Since Ahmadinejad’s re-election in 2009, economic distress appears to have worsened.
Against the advice of economists, Ahmadinejad slashed subsidies on food and energy in order to cut government spending and distribute the savings directly to the neediest in the country.
That pushed up inflation, with food prices increasing about 30 percent over the past few months. Overall annual inflation climbed from 13.2 percent in March to 19 percent, according to official figures. Economists believe that actual inflation is significantly higher.
Other macroeconomic indicators tell an equally worrying tale.
International Monetary Fund projections released in October showed that Iran’s projected economic growth for 2011 was 2.5 percent, the lowest of any other major oil producer in the region.
The discomfort is evident on the ground where, for example, the price of milk has climbed 100 percent over the past year.
The sharp depreciation of the currency relative to the dollar this week is likely to further stoke inflation and continues a trend over at least the past two years.
Since December 2010, the rial has shed about 50 percent of its value on the unofficial market, a slump that economists in Iran and elsewhere attribute in no small part to the effects of four previous rounds of sanctions since 2006 and misguided fiscal management by the government.
The government lowered interest rates, which tends to fuel inflation, when economic experts thought rates should be going up.
“In less than a year, rial has lost 40 percent of its value while the banks offer only a 14 percent interest rate,” said businessman Ali Dowlatabadi. “There is no reason to keep money in the bank.
The pressure on the currency is also making it increasingly difficult to do business. Businessmen complain that the tightening of the sanctions on the banking sector — a key part of the U.S. sanctions — means it will be hard to get letters of credit and they will, instead, have to rely on cash.
On Wednesday, Central Bank Gov. Mahmoud Bahrami indicated that officials would seek to reverse earlier policies by raising interest rates, a step aimed at stabilizing the rial and curbing inflation.
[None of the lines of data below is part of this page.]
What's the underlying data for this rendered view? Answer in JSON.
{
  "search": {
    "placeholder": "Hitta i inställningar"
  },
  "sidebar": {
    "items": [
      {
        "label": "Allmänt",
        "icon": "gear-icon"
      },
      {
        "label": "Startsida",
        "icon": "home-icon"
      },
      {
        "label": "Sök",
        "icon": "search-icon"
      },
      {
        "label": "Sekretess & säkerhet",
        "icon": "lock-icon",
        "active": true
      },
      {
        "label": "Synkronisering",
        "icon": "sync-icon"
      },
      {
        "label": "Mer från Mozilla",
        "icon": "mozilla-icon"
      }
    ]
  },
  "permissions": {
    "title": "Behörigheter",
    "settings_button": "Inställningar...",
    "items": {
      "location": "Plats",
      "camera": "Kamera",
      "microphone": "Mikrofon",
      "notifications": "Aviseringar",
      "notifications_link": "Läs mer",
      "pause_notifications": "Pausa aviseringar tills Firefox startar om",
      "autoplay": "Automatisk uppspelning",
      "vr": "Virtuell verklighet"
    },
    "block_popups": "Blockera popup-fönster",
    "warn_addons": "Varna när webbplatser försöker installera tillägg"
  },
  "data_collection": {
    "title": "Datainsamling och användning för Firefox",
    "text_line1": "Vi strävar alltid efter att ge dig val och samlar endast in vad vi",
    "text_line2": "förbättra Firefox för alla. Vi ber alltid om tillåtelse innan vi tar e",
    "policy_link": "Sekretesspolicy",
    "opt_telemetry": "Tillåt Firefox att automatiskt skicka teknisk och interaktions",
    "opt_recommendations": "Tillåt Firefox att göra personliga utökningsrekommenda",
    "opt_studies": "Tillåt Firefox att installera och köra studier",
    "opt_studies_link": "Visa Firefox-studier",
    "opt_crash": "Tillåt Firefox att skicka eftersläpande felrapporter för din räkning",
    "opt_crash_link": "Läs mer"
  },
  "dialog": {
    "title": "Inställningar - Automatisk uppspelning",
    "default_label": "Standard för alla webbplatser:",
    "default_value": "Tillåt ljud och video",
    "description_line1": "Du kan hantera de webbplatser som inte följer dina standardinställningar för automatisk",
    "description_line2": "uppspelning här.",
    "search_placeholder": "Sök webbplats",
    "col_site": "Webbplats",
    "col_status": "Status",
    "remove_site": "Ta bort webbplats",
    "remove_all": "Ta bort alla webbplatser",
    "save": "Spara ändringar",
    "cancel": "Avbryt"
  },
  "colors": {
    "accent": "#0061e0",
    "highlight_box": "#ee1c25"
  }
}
The semi-official Fars news agency also reported that he threatened to resign if the government meddles more in fiscal policy.
Still there is some doubt about whether the U.S. will ever implement the sanctions, given the potential for driving up oil prices and further crippling an already struggling world economy.
Iran appeared to be banking on that reluctance and has blasted the West for what officials say are sure to be futile efforts to bring it to its knees.
“The enemies of the Islamic Republic’s regime, with all their efforts, have not been able to chain the nation and now they want to chain the economy,” Economy Minister Shamseddin Hosseini said in comments carried by IRNA.
At the same time, other officials played down the impact of the looming EU ban, saying demand was so high for Iranian oil that they would have no trouble selling it elsewhere.
China, Iran’s third largest buyer of crude, on Wednesday blasted the sanctions and said they would not affect its dealings with Tehran. Iran’s gross exports from January to November 2011 to China increased by 124,000 barrels per day, the highest barrel per day increase of any of China’s crude suppliers, according to figures by oil industry analysts Argus Media. Those figures compared to the same period in 2010.
The EU is also a major importer of Iranian crude, taking in 450,000 barrels per day last year, the second largest buyer after China, according to Commerzbank in Frankfurt, Germany.
Analysts say that while the sanctions may not have the overall desired impact, they will hit hard.
“I don’t think we’re going to see a sudden shut off (of oil exports) and a complete economic collapse,” said Riani. “But certainly the outlook is not positive in the long term.”